## Saturday, January 28, 2012

### Arduino Battery Monitor Part II

In my last blog post I took an Adruino Uno and a Protoshield and made a simple battery monitor, so I could measure the voltage of a discharging 9V battery when it was drained through a constant 100mA load. Below is the 9V battery discharge curve:
The 100mA constant load was chosen because my ProtoStack Arduino Clone with LCD draws about 92mA and I wanted to write a sketch to display a battery bar and the approximate hours battery life left. Since all batteries have an internal equivalent series resistance (ESR), it is important to take that into account when only using a battery's voltage to monitor its state of charge. Since we discharged the battery through a load that is similar to the ProtoStack board with LCD, the ESR of the battery has automatically been accounted for in the voltage measurements.

With the plotted excel data from the discharge monitor I created a look-up table in software to approximate the battery life:

Battery Voltage               Hours Life Left                  Displayed Battery Bars
7.87V > Batt                        4.5hrs                                         4
7.45V > Batt <= 7.87V        4.0hrs                                         4
7.23V > Batt <= 7.45V        3.5hrs                                         4
7.08V > Batt <= 7.23V        3.0hrs                                         3
6.94V > Batt <= 7.08V        2.5hrs                                         3
6.77V > Batt <= 6.94V        2.0hrs                                         2
6.56V > Batt <= 6.77V        1.5hrs                                         2
6.30V > Batt <= 6.56V        1.0hrs                                         1
5.71V > Batt <= 6.30V        0.5hrs                                         1
Batt <= 5.71V        mins left                                     0

Here is the sketch I wrote: link

I tied the input voltage through a resistor divider (220K Ohm series and 100K Ohm shunt) to the A0 pin on the micro.
One issue I ran into was the 9V battery can go down as low as 5.71V before it is completely dead. The ProtoStack board has a 1N4004 reverse polarity protection diode and a 7805 Linear Regulator to generate its 5V rail.

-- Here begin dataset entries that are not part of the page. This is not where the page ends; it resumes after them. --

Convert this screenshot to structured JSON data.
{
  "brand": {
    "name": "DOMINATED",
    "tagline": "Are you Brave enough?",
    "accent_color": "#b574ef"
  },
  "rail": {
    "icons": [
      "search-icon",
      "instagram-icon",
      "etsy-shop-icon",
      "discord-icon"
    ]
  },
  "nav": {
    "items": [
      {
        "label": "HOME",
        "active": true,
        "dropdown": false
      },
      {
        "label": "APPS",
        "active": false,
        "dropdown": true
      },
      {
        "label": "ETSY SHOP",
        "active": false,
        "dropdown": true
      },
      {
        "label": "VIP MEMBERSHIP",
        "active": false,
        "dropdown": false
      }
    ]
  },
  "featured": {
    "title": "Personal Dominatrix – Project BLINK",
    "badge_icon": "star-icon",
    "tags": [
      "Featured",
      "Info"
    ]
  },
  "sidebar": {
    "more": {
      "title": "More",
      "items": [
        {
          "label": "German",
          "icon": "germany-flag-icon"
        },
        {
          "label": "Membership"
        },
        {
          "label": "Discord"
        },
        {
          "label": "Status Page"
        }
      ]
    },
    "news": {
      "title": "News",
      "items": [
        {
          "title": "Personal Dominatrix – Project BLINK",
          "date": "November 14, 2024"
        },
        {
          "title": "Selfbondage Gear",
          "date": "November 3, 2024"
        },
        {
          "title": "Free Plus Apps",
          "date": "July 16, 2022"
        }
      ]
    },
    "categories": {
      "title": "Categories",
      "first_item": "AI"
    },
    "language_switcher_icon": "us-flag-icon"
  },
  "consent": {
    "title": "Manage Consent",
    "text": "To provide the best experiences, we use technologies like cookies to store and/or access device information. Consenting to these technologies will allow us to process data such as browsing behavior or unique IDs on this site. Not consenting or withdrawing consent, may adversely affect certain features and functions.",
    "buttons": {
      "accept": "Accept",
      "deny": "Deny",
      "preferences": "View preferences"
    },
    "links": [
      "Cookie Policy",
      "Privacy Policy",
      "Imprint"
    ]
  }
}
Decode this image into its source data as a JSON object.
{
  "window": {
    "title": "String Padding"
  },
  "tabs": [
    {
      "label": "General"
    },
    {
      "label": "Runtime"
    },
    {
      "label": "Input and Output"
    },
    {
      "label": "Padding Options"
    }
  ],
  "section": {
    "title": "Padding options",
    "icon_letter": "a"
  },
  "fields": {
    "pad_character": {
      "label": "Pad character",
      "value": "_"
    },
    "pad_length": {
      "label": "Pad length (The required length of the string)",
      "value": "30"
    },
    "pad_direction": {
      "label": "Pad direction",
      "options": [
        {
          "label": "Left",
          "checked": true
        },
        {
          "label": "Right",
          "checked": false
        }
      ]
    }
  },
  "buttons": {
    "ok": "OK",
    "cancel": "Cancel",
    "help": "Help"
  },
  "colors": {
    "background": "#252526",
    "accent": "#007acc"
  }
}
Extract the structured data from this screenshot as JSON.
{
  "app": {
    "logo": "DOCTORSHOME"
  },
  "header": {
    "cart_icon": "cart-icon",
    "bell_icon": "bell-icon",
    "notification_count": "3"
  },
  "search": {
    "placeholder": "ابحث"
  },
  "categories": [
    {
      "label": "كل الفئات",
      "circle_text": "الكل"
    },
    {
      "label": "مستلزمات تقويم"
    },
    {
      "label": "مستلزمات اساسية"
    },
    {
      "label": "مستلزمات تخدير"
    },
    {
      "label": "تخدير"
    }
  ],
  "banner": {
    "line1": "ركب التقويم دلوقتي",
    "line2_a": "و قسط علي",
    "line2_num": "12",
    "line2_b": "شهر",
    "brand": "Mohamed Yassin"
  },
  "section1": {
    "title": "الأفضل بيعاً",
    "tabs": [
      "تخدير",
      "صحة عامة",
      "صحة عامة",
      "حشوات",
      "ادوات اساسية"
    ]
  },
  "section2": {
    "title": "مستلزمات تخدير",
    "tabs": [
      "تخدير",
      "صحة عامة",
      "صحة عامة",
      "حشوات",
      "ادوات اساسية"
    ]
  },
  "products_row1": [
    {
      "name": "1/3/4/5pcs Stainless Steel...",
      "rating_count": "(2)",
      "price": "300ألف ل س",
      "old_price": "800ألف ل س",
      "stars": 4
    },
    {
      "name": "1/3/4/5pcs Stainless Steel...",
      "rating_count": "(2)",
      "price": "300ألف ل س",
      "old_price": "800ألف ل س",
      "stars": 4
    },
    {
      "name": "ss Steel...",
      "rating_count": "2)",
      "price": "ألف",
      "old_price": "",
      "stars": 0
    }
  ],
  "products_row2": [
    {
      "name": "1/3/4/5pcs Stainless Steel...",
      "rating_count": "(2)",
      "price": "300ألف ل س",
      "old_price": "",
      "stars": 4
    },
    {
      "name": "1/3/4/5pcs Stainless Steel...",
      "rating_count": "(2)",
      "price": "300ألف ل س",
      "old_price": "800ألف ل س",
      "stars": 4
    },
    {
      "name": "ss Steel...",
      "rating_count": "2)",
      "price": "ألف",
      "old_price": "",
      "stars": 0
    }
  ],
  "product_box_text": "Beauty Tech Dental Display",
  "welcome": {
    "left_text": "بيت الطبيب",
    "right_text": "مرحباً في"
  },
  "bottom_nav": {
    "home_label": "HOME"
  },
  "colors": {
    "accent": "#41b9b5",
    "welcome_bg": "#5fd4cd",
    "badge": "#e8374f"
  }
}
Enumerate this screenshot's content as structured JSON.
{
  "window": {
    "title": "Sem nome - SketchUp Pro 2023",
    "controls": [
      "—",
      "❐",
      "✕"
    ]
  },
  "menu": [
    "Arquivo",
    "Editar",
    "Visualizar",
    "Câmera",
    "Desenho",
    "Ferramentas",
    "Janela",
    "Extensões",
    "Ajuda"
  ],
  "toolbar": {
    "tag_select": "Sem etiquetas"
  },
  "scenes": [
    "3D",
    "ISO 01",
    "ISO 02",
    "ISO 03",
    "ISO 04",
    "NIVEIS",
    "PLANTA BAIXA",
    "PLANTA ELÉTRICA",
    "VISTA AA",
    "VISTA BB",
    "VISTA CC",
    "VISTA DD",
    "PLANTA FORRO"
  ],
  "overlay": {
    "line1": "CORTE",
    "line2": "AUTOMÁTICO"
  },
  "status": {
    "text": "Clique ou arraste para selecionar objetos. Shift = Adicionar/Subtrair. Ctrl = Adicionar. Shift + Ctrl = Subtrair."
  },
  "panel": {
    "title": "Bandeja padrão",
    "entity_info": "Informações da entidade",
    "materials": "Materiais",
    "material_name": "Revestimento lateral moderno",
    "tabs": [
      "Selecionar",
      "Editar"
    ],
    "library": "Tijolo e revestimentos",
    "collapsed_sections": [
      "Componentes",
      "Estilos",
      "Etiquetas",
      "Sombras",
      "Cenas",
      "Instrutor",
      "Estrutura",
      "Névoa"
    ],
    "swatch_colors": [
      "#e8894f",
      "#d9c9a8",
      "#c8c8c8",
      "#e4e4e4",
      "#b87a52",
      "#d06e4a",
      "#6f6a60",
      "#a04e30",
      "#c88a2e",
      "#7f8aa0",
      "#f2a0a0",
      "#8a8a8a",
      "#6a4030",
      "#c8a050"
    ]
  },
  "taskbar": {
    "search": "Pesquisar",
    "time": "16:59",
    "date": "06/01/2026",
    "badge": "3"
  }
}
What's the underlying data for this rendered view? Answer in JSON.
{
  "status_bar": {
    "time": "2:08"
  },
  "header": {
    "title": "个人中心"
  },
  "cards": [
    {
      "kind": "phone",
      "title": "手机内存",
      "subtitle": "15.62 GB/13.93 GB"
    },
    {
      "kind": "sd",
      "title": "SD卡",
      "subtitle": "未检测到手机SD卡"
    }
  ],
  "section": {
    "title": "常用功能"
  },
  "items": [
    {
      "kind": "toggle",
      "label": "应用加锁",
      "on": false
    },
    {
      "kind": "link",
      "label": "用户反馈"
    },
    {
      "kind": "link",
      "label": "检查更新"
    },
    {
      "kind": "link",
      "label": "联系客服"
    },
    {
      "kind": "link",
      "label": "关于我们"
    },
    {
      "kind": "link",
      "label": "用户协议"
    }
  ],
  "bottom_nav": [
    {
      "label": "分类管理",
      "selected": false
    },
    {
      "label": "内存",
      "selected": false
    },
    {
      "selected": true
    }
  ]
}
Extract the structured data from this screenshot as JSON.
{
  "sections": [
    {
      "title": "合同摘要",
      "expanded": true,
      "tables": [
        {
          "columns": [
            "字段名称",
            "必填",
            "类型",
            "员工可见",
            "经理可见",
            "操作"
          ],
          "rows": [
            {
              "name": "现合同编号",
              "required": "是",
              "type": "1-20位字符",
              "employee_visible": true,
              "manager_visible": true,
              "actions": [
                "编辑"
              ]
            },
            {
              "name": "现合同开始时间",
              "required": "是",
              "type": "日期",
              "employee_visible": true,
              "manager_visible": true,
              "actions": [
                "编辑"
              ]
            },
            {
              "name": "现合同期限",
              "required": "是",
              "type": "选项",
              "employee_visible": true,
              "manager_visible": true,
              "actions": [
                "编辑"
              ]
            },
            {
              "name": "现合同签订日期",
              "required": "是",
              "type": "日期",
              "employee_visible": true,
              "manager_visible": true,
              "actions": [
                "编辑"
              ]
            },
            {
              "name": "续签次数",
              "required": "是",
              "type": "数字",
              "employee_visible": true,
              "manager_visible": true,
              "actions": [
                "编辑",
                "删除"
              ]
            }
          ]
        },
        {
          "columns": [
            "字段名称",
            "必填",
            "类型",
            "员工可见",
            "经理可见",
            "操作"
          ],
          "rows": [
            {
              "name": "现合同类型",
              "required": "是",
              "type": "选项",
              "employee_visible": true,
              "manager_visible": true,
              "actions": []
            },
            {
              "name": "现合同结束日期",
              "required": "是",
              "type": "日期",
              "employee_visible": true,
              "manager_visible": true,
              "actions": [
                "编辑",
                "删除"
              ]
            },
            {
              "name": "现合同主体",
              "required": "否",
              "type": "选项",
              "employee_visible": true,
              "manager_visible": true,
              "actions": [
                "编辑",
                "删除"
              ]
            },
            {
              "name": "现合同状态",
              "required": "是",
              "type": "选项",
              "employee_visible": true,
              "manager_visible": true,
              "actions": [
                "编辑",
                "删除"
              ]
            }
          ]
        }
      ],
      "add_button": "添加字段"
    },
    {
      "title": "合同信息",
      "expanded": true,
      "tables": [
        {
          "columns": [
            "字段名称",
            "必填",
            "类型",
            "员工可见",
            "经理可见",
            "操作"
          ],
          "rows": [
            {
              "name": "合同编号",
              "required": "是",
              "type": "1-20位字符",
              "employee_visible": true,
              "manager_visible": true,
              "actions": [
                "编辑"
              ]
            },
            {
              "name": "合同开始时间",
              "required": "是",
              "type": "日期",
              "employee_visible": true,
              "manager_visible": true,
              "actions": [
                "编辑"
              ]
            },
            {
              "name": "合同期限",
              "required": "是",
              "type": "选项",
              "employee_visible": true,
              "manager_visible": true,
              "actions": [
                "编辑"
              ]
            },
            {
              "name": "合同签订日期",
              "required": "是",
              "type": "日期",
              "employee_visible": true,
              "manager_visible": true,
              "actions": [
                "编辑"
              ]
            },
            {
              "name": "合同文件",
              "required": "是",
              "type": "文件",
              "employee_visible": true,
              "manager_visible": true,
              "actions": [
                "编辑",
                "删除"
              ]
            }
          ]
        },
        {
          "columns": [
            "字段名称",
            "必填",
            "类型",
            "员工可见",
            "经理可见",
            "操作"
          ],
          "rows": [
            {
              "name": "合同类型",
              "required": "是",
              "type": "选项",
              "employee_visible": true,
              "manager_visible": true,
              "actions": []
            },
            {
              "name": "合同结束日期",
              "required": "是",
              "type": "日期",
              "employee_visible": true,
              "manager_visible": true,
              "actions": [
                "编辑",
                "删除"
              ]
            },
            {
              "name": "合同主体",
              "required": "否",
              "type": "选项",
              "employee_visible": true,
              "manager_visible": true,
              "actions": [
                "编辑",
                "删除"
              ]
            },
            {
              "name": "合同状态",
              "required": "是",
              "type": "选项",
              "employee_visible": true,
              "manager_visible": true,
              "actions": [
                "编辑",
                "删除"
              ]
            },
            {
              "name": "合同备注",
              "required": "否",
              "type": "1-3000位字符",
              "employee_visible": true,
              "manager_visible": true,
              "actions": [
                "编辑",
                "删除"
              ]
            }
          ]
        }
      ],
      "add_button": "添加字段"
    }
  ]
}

These components require that the input voltage be greater than 7.8V in order to create the 5V rail properly.
So I replaced the 1N4004 diode with a schottky diode that has a much lower 0.2V forward voltage and used a L4941 5V linear regulator to replace the 7805. The L4941 has a drop out voltage of less than 0.45V when sourcing 1Amp. With these mods I was able to go down to 5.30V input voltage before the LCD stopped functioning.
I used the Parallax 16x2 LCD commands to create the custom characters for the "EH" and Full & Empty Battery Bar Segments. Here is a link to the spreadsheet I used to calculate the values for the custom characters.

This was a fun project to get myself familiar with the Arduino Analog pins. Now my ProtoStack Board is all ready for a future portable battery powered electronics project.

#### 1 comment:

1. It is important to take that into account when only using a battery's voltage to monitor its state of charge. Since we discharged the battery through a load that is similar to the ProtoStack board with LCD, the ESR of the battery has automatically been accounted for in the voltage measurements. batteriser